**WHAT THE TASK ASKS**
Reproduce all of the data exactly as written.
########################################
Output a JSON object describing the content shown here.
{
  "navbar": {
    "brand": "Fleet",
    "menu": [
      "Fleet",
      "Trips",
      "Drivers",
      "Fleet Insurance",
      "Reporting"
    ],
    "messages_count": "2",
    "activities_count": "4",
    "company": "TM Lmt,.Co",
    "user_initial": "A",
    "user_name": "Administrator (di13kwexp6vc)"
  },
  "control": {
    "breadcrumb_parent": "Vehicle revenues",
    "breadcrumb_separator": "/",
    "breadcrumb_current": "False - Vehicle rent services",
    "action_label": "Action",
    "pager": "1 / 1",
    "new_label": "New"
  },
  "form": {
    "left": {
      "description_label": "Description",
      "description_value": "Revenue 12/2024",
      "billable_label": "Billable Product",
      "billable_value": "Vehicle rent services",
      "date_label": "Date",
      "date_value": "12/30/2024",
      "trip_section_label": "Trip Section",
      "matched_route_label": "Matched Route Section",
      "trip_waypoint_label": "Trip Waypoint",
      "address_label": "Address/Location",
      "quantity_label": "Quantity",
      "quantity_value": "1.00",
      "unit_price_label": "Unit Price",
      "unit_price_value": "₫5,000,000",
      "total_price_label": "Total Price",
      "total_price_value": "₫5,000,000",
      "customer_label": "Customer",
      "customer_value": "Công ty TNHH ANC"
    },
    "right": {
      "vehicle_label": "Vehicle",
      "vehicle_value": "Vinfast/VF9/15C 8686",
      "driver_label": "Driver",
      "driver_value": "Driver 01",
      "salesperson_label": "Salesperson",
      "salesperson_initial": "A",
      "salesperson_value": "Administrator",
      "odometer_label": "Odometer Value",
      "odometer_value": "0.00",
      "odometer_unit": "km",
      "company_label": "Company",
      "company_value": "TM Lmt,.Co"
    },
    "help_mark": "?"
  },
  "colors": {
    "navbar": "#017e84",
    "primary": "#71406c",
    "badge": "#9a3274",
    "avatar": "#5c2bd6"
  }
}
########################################
**EXPECTED OUTPUT**
Output a JSON object describing the content shown here.
{
  "navbar": {
    "brand": "Fleet",
    "menu": [
      "Fleet",
      "Trips",
      "Drivers",
      "Fleet Insurance",
      "Reporting"
    ],
    "messages_count": "2",
    "activities_count": "4",
    "company": "TM Lmt,.Co",
    "user_initial": "A",
    "user_name": "Administrator (di13kwexp6vc)"
  },
  "control": {
    "breadcrumb_parent": "Vehicle revenues",
    "breadcrumb_separator": "/",
    "breadcrumb_current": "False - Vehicle rent services",
    "action_label": "Action",
    "pager": "1 / 1",
    "new_label": "New"
  },
  "form": {
    "left": {
      "description_label": "Description",
      "description_value": "Revenue 12/2024",
      "billable_label": "Billable Product",
      "billable_value": "Vehicle rent services",
      "date_label": "Date",
      "date_value": "12/30/2024",
      "trip_section_label": "Trip Section",
      "matched_route_label": "Matched Route Section",
      "trip_waypoint_label": "Trip Waypoint",
      "address_label": "Address/Location",
      "quantity_label": "Quantity",
      "quantity_value": "1.00",
      "unit_price_label": "Unit Price",
      "unit_price_value": "₫5,000,000",
      "total_price_label": "Total Price",
      "total_price_value": "₫5,000,000",
      "customer_label": "Customer",
      "customer_value": "Công ty TNHH ANC"
    },
    "right": {
      "vehicle_label": "Vehicle",
      "vehicle_value": "Vinfast/VF9/15C 8686",
      "driver_label": "Driver",
      "driver_value": "Driver 01",
      "salesperson_label": "Salesperson",
      "salesperson_initial": "A",
      "salesperson_value": "Administrator",
      "odometer_label": "Odometer Value",
      "odometer_value": "0.00",
      "odometer_unit": "km",
      "company_label": "Company",
      "company_value": "TM Lmt,.Co"
    },
    "help_mark": "?"
  },
  "colors": {
    "navbar": "#017e84",
    "primary": "#71406c",
    "badge": "#9a3274",
    "avatar": "#5c2bd6"
  }
}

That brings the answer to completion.